Data shown Block Start
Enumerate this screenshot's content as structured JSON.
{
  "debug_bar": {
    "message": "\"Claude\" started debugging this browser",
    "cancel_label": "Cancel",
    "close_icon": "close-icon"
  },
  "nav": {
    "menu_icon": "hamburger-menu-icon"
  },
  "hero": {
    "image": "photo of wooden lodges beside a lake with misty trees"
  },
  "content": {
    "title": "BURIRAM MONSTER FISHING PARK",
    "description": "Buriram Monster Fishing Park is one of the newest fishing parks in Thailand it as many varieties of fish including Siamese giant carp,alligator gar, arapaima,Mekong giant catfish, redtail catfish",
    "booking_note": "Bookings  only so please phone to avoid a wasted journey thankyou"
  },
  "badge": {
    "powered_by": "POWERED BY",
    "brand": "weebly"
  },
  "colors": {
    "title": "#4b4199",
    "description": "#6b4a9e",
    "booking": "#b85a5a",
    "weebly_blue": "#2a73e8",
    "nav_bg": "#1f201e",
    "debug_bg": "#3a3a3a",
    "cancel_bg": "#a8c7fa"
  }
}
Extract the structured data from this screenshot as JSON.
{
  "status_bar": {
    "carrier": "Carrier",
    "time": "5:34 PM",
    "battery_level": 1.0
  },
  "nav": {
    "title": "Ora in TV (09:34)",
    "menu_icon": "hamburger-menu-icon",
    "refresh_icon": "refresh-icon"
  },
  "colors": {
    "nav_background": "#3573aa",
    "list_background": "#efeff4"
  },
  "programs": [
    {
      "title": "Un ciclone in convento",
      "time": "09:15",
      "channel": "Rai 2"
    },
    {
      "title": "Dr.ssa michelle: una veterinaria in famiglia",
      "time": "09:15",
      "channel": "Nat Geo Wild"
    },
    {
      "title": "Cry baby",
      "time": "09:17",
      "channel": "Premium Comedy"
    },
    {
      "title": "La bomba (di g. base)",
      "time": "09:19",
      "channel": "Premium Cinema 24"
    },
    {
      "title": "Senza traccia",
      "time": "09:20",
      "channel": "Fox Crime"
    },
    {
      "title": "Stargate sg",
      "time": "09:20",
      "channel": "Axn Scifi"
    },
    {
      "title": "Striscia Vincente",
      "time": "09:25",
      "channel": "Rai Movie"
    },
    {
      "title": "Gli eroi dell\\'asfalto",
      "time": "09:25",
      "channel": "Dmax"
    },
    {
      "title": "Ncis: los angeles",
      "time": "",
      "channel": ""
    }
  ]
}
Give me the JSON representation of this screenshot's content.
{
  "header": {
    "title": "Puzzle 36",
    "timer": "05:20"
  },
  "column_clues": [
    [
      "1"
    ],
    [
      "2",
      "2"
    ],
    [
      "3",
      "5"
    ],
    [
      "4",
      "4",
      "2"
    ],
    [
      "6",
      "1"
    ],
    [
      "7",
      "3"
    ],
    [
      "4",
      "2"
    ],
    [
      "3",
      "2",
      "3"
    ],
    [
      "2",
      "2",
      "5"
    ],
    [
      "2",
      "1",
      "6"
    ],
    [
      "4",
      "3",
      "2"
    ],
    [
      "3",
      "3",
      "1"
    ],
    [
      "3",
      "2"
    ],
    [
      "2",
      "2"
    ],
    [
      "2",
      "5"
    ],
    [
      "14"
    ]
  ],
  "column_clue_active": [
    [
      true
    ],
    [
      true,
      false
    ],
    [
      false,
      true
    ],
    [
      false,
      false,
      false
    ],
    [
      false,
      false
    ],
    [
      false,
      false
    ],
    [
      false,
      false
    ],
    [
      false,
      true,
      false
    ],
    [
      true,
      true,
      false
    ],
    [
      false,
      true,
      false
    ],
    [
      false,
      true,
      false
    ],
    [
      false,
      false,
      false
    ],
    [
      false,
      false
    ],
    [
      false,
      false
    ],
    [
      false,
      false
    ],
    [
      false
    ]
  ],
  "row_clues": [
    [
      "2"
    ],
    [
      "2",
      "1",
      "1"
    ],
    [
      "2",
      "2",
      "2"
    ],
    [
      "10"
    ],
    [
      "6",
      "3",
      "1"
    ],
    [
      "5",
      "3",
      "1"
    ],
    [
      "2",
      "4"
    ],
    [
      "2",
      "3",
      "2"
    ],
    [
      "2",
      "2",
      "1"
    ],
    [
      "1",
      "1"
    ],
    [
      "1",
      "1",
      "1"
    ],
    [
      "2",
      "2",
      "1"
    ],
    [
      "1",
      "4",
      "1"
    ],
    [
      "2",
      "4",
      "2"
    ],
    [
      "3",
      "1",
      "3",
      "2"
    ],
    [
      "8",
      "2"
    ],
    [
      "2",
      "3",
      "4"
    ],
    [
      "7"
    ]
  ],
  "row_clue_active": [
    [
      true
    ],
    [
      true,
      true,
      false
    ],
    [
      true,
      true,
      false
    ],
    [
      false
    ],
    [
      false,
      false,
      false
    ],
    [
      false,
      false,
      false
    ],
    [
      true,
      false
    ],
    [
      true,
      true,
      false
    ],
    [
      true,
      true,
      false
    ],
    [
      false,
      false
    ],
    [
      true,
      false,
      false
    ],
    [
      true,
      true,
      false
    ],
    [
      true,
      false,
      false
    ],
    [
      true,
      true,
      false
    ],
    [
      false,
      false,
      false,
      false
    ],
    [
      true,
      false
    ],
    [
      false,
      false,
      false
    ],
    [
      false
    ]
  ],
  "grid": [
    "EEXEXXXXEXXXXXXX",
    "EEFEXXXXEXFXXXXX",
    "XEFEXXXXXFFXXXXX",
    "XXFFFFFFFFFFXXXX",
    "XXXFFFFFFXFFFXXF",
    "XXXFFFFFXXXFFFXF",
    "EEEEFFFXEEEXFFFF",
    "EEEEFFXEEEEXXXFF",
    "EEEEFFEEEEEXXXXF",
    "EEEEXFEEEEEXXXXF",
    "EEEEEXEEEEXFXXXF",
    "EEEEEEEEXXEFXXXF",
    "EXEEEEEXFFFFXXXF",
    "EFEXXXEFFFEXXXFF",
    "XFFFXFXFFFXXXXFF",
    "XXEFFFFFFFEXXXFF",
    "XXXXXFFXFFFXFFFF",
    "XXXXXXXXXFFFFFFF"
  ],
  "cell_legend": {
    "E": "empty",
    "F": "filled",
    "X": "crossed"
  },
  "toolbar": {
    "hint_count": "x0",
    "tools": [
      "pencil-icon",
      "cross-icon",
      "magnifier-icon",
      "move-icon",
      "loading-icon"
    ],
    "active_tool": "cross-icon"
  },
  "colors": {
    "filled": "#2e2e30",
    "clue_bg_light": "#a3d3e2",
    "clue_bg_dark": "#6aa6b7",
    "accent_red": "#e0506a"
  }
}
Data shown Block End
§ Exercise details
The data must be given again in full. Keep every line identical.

§ Problem solution
Enumerate this screenshot's content as structured JSON.
{
  "debug_bar": {
    "message": "\"Claude\" started debugging this browser",
    "cancel_label": "Cancel",
    "close_icon": "close-icon"
  },
  "nav": {
    "menu_icon": "hamburger-menu-icon"
  },
  "hero": {
    "image": "photo of wooden lodges beside a lake with misty trees"
  },
  "content": {
    "title": "BURIRAM MONSTER FISHING PARK",
    "description": "Buriram Monster Fishing Park is one of the newest fishing parks in Thailand it as many varieties of fish including Siamese giant carp,alligator gar, arapaima,Mekong giant catfish, redtail catfish",
    "booking_note": "Bookings  only so please phone to avoid a wasted journey thankyou"
  },
  "badge": {
    "powered_by": "POWERED BY",
    "brand": "weebly"
  },
  "colors": {
    "title": "#4b4199",
    "description": "#6b4a9e",
    "booking": "#b85a5a",
    "weebly_blue": "#2a73e8",
    "nav_bg": "#1f201e",
    "debug_bg": "#3a3a3a",
    "cancel_bg": "#a8c7fa"
  }
}
Extract the structured data from this screenshot as JSON.
{
  "status_bar": {
    "carrier": "Carrier",
    "time": "5:34 PM",
    "battery_level": 1.0
  },
  "nav": {
    "title": "Ora in TV (09:34)",
    "menu_icon": "hamburger-menu-icon",
    "refresh_icon": "refresh-icon"
  },
  "colors": {
    "nav_background": "#3573aa",
    "list_background": "#efeff4"
  },
  "programs": [
    {
      "title": "Un ciclone in convento",
      "time": "09:15",
      "channel": "Rai 2"
    },
    {
      "title": "Dr.ssa michelle: una veterinaria in famiglia",
      "time": "09:15",
      "channel": "Nat Geo Wild"
    },
    {
      "title": "Cry baby",
      "time": "09:17",
      "channel": "Premium Comedy"
    },
    {
      "title": "La bomba (di g. base)",
      "time": "09:19",
      "channel": "Premium Cinema 24"
    },
    {
      "title": "Senza traccia",
      "time": "09:20",
      "channel": "Fox Crime"
    },
    {
      "title": "Stargate sg",
      "time": "09:20",
      "channel": "Axn Scifi"
    },
    {
      "title": "Striscia Vincente",
      "time": "09:25",
      "channel": "Rai Movie"
    },
    {
      "title": "Gli eroi dell\\'asfalto",
      "time": "09:25",
      "channel": "Dmax"
    },
    {
      "title": "Ncis: los angeles",
      "time": "",
      "channel": ""
    }
  ]
}
Give me the JSON representation of this screenshot's content.
{
  "header": {
    "title": "Puzzle 36",
    "timer": "05:20"
  },
  "column_clues": [
    [
      "1"
    ],
    [
      "2",
      "2"
    ],
    [
      "3",
      "5"
    ],
    [
      "4",
      "4",
      "2"
    ],
    [
      "6",
      "1"
    ],
    [
      "7",
      "3"
    ],
    [
      "4",
      "2"
    ],
    [
      "3",
      "2",
      "3"
    ],
    [
      "2",
      "2",
      "5"
    ],
    [
      "2",
      "1",
      "6"
    ],
    [
      "4",
      "3",
      "2"
    ],
    [
      "3",
      "3",
      "1"
    ],
    [
      "3",
      "2"
    ],
    [
      "2",
      "2"
    ],
    [
      "2",
      "5"
    ],
    [
      "14"
    ]
  ],
  "column_clue_active": [
    [
      true
    ],
    [
      true,
      false
    ],
    [
      false,
      true
    ],
    [
      false,
      false,
      false
    ],
    [
      false,
      false
    ],
    [
      false,
      false
    ],
    [
      false,
      false
    ],
    [
      false,
      true,
      false
    ],
    [
      true,
      true,
      false
    ],
    [
      false,
      true,
      false
    ],
    [
      false,
      true,
      false
    ],
    [
      false,
      false,
      false
    ],
    [
      false,
      false
    ],
    [
      false,
      false
    ],
    [
      false,
      false
    ],
    [
      false
    ]
  ],
  "row_clues": [
    [
      "2"
    ],
    [
      "2",
      "1",
      "1"
    ],
    [
      "2",
      "2",
      "2"
    ],
    [
      "10"
    ],
    [
      "6",
      "3",
      "1"
    ],
    [
      "5",
      "3",
      "1"
    ],
    [
      "2",
      "4"
    ],
    [
      "2",
      "3",
      "2"
    ],
    [
      "2",
      "2",
      "1"
    ],
    [
      "1",
      "1"
    ],
    [
      "1",
      "1",
      "1"
    ],
    [
      "2",
      "2",
      "1"
    ],
    [
      "1",
      "4",
      "1"
    ],
    [
      "2",
      "4",
      "2"
    ],
    [
      "3",
      "1",
      "3",
      "2"
    ],
    [
      "8",
      "2"
    ],
    [
      "2",
      "3",
      "4"
    ],
    [
      "7"
    ]
  ],
  "row_clue_active": [
    [
      true
    ],
    [
      true,
      true,
      false
    ],
    [
      true,
      true,
      false
    ],
    [
      false
    ],
    [
      false,
      false,
      false
    ],
    [
      false,
      false,
      false
    ],
    [
      true,
      false
    ],
    [
      true,
      true,
      false
    ],
    [
      true,
      true,
      false
    ],
    [
      false,
      false
    ],
    [
      true,
      false,
      false
    ],
    [
      true,
      true,
      false
    ],
    [
      true,
      false,
      false
    ],
    [
      true,
      true,
      false
    ],
    [
      false,
      false,
      false,
      false
    ],
    [
      true,
      false
    ],
    [
      false,
      false,
      false
    ],
    [
      false
    ]
  ],
  "grid": [
    "EEXEXXXXEXXXXXXX",
    "EEFEXXXXEXFXXXXX",
    "XEFEXXXXXFFXXXXX",
    "XXFFFFFFFFFFXXXX",
    "XXXFFFFFFXFFFXXF",
    "XXXFFFFFXXXFFFXF",
    "EEEEFFFXEEEXFFFF",
    "EEEEFFXEEEEXXXFF",
    "EEEEFFEEEEEXXXXF",
    "EEEEXFEEEEEXXXXF",
    "EEEEEXEEEEXFXXXF",
    "EEEEEEEEXXEFXXXF",
    "EXEEEEEXFFFFXXXF",
    "EFEXXXEFFFEXXXFF",
    "XFFFXFXFFFXXXXFF",
    "XXEFFFFFFFEXXXFF",
    "XXXXXFFXFFFXFFFF",
    "XXXXXXXXXFFFFFFF"
  ],
  "cell_legend": {
    "E": "empty",
    "F": "filled",
    "X": "crossed"
  },
  "toolbar": {
    "hint_count": "x0",
    "tools": [
      "pencil-icon",
      "cross-icon",
      "magnifier-icon",
      "move-icon",
      "loading-icon"
    ],
    "active_tool": "cross-icon"
  },
  "colors": {
    "filled": "#2e2e30",
    "clue_bg_light": "#a3d3e2",
    "clue_bg_dark": "#6aa6b7",
    "accent_red": "#e0506a"
  }
}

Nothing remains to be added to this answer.